From the entries that follow, pick out all lines holding "date".
++++++++++
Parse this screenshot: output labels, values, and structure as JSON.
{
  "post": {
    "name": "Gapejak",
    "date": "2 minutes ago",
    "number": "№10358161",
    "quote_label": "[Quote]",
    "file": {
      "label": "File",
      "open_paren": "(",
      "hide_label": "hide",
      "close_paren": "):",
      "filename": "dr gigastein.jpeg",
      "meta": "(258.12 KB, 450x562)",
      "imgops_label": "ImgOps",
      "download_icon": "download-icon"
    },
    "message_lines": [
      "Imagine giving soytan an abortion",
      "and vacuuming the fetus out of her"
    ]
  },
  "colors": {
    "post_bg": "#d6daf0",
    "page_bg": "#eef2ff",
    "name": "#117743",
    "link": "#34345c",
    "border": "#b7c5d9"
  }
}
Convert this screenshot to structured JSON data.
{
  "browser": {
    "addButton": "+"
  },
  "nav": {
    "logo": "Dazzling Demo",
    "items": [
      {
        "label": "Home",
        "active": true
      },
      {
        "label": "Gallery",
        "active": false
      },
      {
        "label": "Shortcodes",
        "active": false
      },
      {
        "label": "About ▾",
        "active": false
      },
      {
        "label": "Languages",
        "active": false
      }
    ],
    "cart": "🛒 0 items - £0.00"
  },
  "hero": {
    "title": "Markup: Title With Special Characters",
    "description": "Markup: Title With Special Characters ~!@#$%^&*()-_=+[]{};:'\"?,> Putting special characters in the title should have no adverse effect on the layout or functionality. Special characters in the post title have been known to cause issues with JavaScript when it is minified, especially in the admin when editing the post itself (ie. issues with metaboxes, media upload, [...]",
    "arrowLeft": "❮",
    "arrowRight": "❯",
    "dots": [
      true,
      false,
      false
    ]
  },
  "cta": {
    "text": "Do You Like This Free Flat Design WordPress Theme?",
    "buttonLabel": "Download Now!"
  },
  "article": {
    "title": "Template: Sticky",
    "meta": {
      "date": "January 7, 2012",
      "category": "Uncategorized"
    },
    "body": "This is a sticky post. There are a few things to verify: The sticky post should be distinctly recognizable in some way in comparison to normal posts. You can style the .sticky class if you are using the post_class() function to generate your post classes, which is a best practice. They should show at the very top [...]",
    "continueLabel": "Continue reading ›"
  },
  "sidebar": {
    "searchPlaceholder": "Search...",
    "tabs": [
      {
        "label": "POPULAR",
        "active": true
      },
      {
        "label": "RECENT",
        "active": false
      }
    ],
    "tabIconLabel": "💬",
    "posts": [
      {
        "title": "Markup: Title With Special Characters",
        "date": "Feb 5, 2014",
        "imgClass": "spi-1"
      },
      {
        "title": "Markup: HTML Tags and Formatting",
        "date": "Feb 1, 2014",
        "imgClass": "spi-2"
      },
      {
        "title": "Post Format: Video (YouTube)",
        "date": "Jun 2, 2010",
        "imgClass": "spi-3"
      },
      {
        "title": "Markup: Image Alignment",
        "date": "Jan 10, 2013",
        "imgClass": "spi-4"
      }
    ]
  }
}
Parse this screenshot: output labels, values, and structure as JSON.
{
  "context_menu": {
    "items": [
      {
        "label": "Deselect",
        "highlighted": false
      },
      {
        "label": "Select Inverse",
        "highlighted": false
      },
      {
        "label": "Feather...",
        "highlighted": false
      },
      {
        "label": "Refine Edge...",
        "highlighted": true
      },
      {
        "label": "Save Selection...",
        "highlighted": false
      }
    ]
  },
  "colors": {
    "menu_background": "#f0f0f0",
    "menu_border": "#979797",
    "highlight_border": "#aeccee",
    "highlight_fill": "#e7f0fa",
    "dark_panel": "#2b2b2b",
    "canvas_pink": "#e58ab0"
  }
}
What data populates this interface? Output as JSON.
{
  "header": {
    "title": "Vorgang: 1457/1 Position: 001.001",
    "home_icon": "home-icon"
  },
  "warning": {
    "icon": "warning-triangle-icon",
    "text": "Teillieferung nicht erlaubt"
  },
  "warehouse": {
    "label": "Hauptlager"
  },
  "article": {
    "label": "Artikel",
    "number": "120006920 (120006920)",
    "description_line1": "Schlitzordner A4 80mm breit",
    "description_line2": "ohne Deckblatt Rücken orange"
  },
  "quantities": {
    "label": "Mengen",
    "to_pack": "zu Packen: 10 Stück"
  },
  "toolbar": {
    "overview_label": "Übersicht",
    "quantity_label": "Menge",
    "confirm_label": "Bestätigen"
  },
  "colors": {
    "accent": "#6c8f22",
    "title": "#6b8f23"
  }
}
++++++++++
Task result |
    "date": "2 minutes ago",
      "date": "January 7, 2012",
        "date": "Feb 5, 2014",
        "date": "Feb 1, 2014",
        "date": "Jun 2, 2010",
        "date": "Jan 10, 2013",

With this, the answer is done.